## Exercise instructions
Set down every record below exactly as written.

[Element data from apps and pages]
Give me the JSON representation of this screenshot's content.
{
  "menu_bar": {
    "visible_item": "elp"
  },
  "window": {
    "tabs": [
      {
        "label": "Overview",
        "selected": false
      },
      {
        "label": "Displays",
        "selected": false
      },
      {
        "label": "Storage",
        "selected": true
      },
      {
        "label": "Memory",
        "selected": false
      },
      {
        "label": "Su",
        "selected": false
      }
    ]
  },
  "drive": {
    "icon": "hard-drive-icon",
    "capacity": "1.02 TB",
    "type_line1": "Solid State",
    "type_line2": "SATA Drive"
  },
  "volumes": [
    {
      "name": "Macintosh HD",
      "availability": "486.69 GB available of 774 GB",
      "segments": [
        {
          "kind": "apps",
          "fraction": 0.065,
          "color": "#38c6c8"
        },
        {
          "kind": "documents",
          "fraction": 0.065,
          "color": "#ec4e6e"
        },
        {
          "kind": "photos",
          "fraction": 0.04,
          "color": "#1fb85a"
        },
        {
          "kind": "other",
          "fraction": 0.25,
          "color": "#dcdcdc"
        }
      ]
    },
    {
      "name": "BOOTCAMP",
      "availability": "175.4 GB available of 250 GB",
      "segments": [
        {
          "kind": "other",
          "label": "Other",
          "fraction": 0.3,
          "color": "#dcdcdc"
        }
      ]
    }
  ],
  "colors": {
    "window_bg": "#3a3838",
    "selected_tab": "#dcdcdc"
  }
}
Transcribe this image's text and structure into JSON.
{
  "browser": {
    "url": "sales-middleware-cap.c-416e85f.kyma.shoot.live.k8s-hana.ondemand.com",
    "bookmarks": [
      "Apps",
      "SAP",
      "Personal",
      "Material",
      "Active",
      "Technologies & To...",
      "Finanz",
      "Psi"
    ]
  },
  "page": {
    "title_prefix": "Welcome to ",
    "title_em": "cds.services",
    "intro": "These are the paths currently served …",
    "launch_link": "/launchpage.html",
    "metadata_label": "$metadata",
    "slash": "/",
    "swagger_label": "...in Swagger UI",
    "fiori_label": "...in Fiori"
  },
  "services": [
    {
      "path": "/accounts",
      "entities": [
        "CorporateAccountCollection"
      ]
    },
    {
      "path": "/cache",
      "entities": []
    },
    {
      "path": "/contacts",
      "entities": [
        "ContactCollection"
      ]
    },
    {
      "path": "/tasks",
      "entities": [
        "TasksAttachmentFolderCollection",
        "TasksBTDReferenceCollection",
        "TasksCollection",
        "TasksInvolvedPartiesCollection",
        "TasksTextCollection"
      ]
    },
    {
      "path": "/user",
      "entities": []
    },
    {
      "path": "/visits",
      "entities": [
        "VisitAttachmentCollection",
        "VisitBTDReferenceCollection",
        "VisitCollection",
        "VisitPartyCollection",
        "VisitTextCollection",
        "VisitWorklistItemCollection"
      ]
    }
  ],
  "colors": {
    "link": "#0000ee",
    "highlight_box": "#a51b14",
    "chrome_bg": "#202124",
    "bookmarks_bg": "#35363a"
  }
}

## Task result
Give me the JSON representation of this screenshot's content.
{
  "menu_bar": {
    "visible_item": "elp"
  },
  "window": {
    "tabs": [
      {
        "label": "Overview",
        "selected": false
      },
      {
        "label": "Displays",
        "selected": false
      },
      {
        "label": "Storage",
        "selected": true
      },
      {
        "label": "Memory",
        "selected": false
      },
      {
        "label": "Su",
        "selected": false
      }
    ]
  },
  "drive": {
    "icon": "hard-drive-icon",
    "capacity": "1.02 TB",
    "type_line1": "Solid State",
    "type_line2": "SATA Drive"
  },
  "volumes": [
    {
      "name": "Macintosh HD",
      "availability": "486.69 GB available of 774 GB",
      "segments": [
        {
          "kind": "apps",
          "fraction": 0.065,
          "color": "#38c6c8"
        },
        {
          "kind": "documents",
          "fraction": 0.065,
          "color": "#ec4e6e"
        },
        {
          "kind": "photos",
          "fraction": 0.04,
          "color": "#1fb85a"
        },
        {
          "kind": "other",
          "fraction": 0.25,
          "color": "#dcdcdc"
        }
      ]
    },
    {
      "name": "BOOTCAMP",
      "availability": "175.4 GB available of 250 GB",
      "segments": [
        {
          "kind": "other",
          "label": "Other",
          "fraction": 0.3,
          "color": "#dcdcdc"
        }
      ]
    }
  ],
  "colors": {
    "window_bg": "#3a3838",
    "selected_tab": "#dcdcdc"
  }
}
Transcribe this image's text and structure into JSON.
{
  "browser": {
    "url": "sales-middleware-cap.c-416e85f.kyma.shoot.live.k8s-hana.ondemand.com",
    "bookmarks": [
      "Apps",
      "SAP",
      "Personal",
      "Material",
      "Active",
      "Technologies & To...",
      "Finanz",
      "Psi"
    ]
  },
  "page": {
    "title_prefix": "Welcome to ",
    "title_em": "cds.services",
    "intro": "These are the paths currently served …",
    "launch_link": "/launchpage.html",
    "metadata_label": "$metadata",
    "slash": "/",
    "swagger_label": "...in Swagger UI",
    "fiori_label": "...in Fiori"
  },
  "services": [
    {
      "path": "/accounts",
      "entities": [
        "CorporateAccountCollection"
      ]
    },
    {
      "path": "/cache",
      "entities": []
    },
    {
      "path": "/contacts",
      "entities": [
        "ContactCollection"
      ]
    },
    {
      "path": "/tasks",
      "entities": [
        "TasksAttachmentFolderCollection",
        "TasksBTDReferenceCollection",
        "TasksCollection",
        "TasksInvolvedPartiesCollection",
        "TasksTextCollection"
      ]
    },
    {
      "path": "/user",
      "entities": []
    },
    {
      "path": "/visits",
      "entities": [
        "VisitAttachmentCollection",
        "VisitBTDReferenceCollection",
        "VisitCollection",
        "VisitPartyCollection",
        "VisitTextCollection",
        "VisitWorklistItemCollection"
      ]
    }
  ],
  "colors": {
    "link": "#0000ee",
    "highlight_box": "#a51b14",
    "chrome_bg": "#202124",
    "bookmarks_bg": "#35363a"
  }
}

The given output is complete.